The political statement of the film is far less overt than the critics would lead you to believe it is. The low-hanging fruit would be for the film to claim that if the teachers and security guard at the school were armed, then none of this would be possible . The flawed part of this premise is actually the other side of the same coin of the “people kill people, not guns” argument. If people kill people, then people defend people (although the threat of retaliation to crime is part of the equation to a lesser degree). The film posits that it takes a person that is trained, prepared and courageous enough to save others.
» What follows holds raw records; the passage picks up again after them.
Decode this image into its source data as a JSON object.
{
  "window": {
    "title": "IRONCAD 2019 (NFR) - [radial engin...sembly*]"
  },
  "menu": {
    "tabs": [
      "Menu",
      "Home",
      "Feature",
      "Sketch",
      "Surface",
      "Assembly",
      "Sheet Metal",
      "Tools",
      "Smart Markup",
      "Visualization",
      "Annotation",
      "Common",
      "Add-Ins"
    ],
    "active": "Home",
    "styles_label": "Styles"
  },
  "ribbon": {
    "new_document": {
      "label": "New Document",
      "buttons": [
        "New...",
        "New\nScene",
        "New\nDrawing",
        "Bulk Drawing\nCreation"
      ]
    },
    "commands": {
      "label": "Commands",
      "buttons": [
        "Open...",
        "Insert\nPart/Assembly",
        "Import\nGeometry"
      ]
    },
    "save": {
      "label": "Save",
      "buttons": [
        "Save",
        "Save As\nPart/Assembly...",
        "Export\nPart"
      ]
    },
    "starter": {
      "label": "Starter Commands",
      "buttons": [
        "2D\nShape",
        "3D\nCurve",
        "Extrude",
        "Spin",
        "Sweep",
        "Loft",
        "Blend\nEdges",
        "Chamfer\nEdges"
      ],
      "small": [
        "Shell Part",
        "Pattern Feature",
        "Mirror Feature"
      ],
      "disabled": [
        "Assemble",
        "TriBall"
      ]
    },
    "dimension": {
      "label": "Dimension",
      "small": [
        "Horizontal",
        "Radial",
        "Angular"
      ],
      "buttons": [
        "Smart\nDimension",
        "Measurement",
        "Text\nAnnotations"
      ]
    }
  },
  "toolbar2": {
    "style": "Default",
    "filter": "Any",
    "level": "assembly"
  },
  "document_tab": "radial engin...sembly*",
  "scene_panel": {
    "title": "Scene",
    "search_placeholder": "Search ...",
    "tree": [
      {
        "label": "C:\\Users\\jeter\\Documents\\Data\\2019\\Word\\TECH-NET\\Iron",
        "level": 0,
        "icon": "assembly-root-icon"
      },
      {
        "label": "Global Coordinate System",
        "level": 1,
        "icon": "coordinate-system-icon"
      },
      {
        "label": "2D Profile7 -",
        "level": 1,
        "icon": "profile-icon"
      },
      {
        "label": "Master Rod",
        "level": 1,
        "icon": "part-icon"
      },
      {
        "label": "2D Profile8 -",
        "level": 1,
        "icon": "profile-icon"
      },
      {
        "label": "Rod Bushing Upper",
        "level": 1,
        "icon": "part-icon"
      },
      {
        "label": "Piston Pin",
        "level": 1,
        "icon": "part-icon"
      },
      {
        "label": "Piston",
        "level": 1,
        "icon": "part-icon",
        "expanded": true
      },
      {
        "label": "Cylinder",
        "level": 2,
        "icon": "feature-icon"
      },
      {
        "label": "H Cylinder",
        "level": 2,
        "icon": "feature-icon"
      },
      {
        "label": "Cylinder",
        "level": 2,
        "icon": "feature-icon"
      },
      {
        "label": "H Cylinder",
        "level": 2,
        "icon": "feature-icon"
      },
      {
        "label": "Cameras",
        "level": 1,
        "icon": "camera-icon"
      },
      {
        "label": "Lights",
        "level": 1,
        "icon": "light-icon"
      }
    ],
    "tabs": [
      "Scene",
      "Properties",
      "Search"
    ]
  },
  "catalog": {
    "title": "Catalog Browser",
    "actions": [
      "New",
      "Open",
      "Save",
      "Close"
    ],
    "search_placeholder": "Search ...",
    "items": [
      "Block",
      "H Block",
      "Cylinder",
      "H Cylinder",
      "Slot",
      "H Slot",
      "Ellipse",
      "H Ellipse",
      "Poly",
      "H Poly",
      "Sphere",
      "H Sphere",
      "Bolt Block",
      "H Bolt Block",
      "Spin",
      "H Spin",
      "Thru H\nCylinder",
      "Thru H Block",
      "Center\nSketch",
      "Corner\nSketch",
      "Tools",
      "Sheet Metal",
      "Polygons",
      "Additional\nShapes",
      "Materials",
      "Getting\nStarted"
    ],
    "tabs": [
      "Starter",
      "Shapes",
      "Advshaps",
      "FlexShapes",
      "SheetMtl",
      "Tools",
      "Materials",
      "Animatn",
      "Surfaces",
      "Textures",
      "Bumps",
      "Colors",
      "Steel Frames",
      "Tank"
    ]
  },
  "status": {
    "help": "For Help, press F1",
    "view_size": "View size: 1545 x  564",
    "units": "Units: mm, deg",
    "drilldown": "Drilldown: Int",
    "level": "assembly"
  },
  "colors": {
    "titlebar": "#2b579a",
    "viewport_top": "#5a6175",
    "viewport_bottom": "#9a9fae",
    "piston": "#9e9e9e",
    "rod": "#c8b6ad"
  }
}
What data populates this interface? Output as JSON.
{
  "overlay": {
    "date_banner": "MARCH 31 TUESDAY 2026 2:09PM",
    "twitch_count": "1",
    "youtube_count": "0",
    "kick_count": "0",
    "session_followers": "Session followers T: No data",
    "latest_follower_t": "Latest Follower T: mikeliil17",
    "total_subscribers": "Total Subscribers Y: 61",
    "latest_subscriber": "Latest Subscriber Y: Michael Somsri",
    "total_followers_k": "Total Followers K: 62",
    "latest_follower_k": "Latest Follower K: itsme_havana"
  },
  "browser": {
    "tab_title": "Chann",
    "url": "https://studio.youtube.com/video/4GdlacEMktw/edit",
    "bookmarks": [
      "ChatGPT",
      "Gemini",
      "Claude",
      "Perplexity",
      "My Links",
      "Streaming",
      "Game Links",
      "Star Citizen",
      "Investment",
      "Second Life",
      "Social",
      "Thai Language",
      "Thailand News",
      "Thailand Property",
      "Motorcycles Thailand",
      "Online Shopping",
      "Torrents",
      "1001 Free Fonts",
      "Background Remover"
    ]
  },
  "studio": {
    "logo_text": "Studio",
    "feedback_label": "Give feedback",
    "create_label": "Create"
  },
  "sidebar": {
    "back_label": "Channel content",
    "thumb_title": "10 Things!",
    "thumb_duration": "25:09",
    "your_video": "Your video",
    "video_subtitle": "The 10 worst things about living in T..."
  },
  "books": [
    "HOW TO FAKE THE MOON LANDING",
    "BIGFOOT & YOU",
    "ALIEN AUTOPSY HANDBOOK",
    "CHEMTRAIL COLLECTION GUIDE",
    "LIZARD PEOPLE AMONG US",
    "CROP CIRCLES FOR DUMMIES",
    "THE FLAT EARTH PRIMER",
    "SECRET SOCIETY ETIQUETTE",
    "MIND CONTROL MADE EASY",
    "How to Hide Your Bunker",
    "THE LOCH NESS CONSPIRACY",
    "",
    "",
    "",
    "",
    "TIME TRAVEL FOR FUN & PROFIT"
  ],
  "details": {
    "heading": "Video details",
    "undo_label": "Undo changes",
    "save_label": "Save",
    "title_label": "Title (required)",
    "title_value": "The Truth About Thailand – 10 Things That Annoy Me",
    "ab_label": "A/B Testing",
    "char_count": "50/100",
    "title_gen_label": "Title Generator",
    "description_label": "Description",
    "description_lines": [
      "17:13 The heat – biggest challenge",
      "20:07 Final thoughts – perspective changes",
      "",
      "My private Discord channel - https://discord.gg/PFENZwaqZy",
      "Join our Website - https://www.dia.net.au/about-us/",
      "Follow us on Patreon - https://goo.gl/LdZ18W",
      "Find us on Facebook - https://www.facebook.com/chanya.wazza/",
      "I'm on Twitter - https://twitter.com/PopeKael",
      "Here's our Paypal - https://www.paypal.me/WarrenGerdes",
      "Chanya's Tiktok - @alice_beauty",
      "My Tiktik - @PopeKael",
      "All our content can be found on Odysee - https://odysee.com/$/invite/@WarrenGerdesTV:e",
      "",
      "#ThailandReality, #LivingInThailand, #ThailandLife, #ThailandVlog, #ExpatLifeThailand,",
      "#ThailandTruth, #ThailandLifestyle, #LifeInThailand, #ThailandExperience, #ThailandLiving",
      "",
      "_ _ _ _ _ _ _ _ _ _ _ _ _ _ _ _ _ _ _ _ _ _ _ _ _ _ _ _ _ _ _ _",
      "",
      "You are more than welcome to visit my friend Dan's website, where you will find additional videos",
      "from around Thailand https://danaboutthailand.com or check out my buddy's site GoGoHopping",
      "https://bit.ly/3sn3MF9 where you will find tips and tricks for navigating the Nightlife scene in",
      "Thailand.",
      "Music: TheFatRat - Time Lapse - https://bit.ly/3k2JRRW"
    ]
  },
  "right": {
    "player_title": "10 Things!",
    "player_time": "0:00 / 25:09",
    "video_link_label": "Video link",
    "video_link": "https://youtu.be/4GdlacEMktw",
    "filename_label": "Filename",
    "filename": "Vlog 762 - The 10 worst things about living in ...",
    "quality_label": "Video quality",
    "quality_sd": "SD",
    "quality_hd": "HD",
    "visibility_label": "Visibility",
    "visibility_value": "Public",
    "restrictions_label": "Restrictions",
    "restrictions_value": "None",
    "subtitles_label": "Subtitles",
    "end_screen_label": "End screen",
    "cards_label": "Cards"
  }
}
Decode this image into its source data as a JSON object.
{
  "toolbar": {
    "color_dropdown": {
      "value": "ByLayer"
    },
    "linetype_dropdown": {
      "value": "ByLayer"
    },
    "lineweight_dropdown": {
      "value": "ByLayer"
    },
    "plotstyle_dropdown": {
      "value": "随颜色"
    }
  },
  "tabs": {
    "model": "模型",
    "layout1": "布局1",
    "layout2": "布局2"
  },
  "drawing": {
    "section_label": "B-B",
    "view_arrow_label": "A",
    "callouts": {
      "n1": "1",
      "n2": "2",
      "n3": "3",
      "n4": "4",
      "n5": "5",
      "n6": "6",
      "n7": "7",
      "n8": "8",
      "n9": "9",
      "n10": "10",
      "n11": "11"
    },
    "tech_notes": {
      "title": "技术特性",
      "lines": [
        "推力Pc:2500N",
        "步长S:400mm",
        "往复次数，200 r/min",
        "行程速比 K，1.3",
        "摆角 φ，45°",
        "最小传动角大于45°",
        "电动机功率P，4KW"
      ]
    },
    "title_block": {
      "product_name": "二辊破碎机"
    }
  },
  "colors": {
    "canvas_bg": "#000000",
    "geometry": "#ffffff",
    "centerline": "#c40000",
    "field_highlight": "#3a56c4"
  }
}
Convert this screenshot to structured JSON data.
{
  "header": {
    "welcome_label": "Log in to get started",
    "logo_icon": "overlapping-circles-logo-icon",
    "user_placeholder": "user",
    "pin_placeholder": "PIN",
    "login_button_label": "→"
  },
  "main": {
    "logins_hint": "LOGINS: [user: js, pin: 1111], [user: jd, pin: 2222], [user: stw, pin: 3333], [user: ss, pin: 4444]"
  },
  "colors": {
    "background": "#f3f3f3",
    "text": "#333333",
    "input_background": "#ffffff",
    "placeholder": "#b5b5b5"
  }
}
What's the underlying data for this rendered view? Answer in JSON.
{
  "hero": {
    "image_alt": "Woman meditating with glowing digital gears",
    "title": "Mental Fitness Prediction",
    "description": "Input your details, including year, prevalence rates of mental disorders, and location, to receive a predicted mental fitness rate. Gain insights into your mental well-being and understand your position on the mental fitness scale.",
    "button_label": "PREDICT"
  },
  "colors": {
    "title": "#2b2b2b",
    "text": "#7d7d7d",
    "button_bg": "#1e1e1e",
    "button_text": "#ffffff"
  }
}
If raised in any other household, Zoe would be just another hostage, but coming from the family she does makes her both an empath and a warrior. It’s this choice in the writing that makes the film rise above being conservative snark or even just plain nihilism.
The untapped potential of the script is in its villains. One of them has a pretty effective and nuanced character arc that gives pathology to why he chose to take part in the attack, but the rest are extremely underwhelming. Not only are their performances grading, but the film has the opportunity to explore their home lives’ the way that it explores Zoe’s and doesn’t take it. There’s a difference between giving attention to evil people who don’t deserve it, and connecting the dots to understand what must go wrong in a person’s upbringing to make them capable of cold-blooded murder. To clarify, this is not a ruling to say that all villains must be relatable (in fact it’s a huge problem in modern cinema, mostly thanks to Disney and Marvel), but there must be some sort of pathology to their characterization that makes sense to the viewer. Currently, Christopher Nolan is the best at this as he makes villains that are undeniably an evil that must be stopped, unjustifiable for their deeds, but have an internal logic that the audience can trace the psychology behind.
Despite the film’s shortcomings, it’s message about self-defense as a delicate balance between ethics and capability comes through clearly. The unfortunate thing is that the film is likely to be a casualty of the culture war against problem-solving, independent thinking and family dynamics. In the eyes of the Left, the film’s desire to present preparedness as a solution to violence is the antithesis of the free-thinking they have unofficially outlawed in America, and thus it is part of the problem in their eyes. Meanwhile, they decide who the villains of society are for us, and use discourse to sick us upon each other for being on the other end of the political spectrum, rather than be proactive or solution-oriented. The people who get left behind by this are our children, who are left to fend for themselves in their classrooms, at their lockers, in the lunch room, on the playground, or in the principal’s office without their parents’ guidance. While we’re busy arguing with each other on the internet about whether or not schools should reopen, they’re stuck at home and left emotionally defenseless.